:: TASK BRIEF ::
From the listing below, pick out each line with the word "category".

:: DATA FOR THIS TASK ::
========

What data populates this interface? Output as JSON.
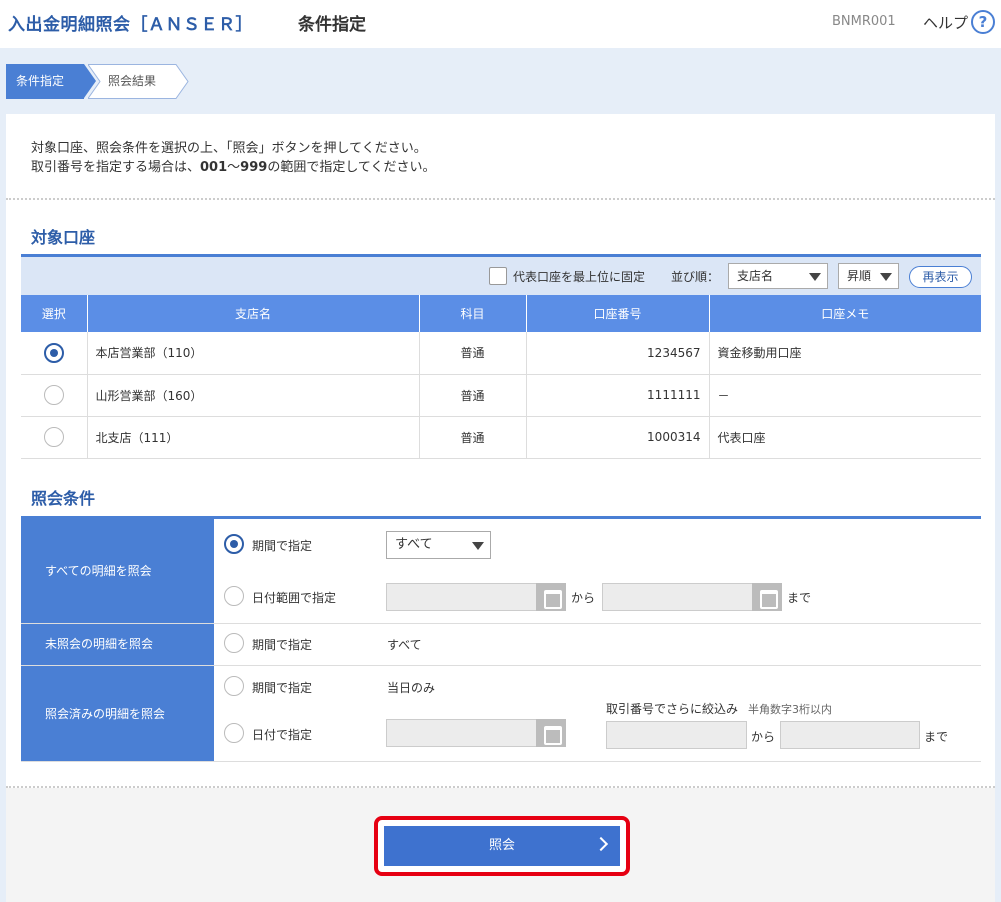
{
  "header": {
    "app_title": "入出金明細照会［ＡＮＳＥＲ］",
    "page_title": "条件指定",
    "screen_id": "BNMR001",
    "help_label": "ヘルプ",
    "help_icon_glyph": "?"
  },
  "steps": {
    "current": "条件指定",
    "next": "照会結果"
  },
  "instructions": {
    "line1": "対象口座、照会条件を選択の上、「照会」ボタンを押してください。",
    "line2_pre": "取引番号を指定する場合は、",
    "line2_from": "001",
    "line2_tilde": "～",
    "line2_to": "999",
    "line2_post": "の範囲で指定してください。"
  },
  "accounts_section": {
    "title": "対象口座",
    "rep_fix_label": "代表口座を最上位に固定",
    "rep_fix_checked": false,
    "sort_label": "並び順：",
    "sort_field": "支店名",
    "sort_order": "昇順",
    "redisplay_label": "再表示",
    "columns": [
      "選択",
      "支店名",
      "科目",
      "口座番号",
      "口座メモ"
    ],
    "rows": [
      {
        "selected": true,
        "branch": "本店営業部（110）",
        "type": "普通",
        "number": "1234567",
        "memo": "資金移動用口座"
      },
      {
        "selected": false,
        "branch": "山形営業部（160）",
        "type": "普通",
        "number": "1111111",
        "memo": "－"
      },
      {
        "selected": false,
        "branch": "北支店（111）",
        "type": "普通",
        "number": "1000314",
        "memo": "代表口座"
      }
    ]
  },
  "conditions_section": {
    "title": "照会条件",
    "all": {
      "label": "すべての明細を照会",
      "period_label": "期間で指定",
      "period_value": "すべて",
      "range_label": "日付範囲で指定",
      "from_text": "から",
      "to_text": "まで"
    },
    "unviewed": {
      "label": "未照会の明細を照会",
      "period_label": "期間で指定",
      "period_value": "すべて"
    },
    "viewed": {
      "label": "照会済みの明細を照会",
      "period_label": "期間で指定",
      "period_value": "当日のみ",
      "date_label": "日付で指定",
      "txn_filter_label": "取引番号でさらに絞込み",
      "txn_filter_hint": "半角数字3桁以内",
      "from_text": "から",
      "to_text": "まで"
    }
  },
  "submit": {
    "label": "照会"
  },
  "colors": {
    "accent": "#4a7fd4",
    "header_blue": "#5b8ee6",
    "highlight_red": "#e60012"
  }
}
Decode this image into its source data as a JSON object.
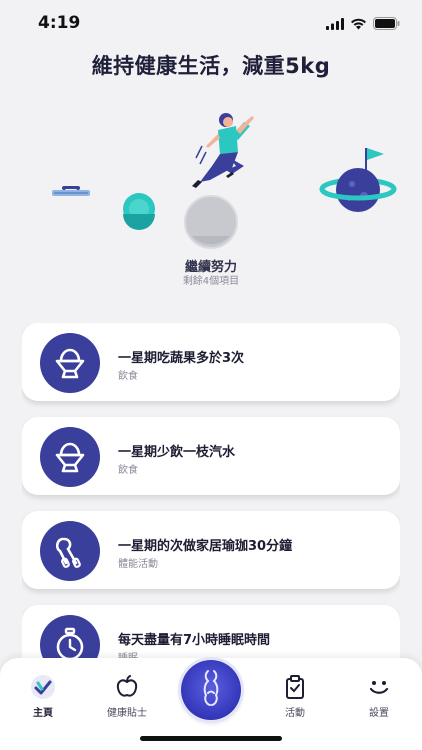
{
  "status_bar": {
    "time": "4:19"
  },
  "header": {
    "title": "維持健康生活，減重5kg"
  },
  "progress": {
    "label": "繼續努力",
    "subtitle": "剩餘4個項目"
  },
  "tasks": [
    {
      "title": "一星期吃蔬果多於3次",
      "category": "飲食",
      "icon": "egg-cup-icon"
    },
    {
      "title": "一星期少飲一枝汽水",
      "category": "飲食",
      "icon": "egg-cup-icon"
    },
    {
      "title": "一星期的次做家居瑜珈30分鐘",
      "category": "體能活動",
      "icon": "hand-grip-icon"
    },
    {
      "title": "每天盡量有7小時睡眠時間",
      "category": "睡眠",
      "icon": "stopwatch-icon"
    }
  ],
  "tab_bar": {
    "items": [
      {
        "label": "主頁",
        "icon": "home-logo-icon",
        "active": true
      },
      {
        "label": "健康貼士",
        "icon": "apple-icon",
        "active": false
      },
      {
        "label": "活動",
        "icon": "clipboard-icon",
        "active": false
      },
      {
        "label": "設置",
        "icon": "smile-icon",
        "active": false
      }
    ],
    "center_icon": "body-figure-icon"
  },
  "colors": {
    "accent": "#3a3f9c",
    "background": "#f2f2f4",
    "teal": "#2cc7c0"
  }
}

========

:: ANSWER SPACE ::
      "category": "飲食",
      "category": "飲食",
      "category": "體能活動",
      "category": "睡眠",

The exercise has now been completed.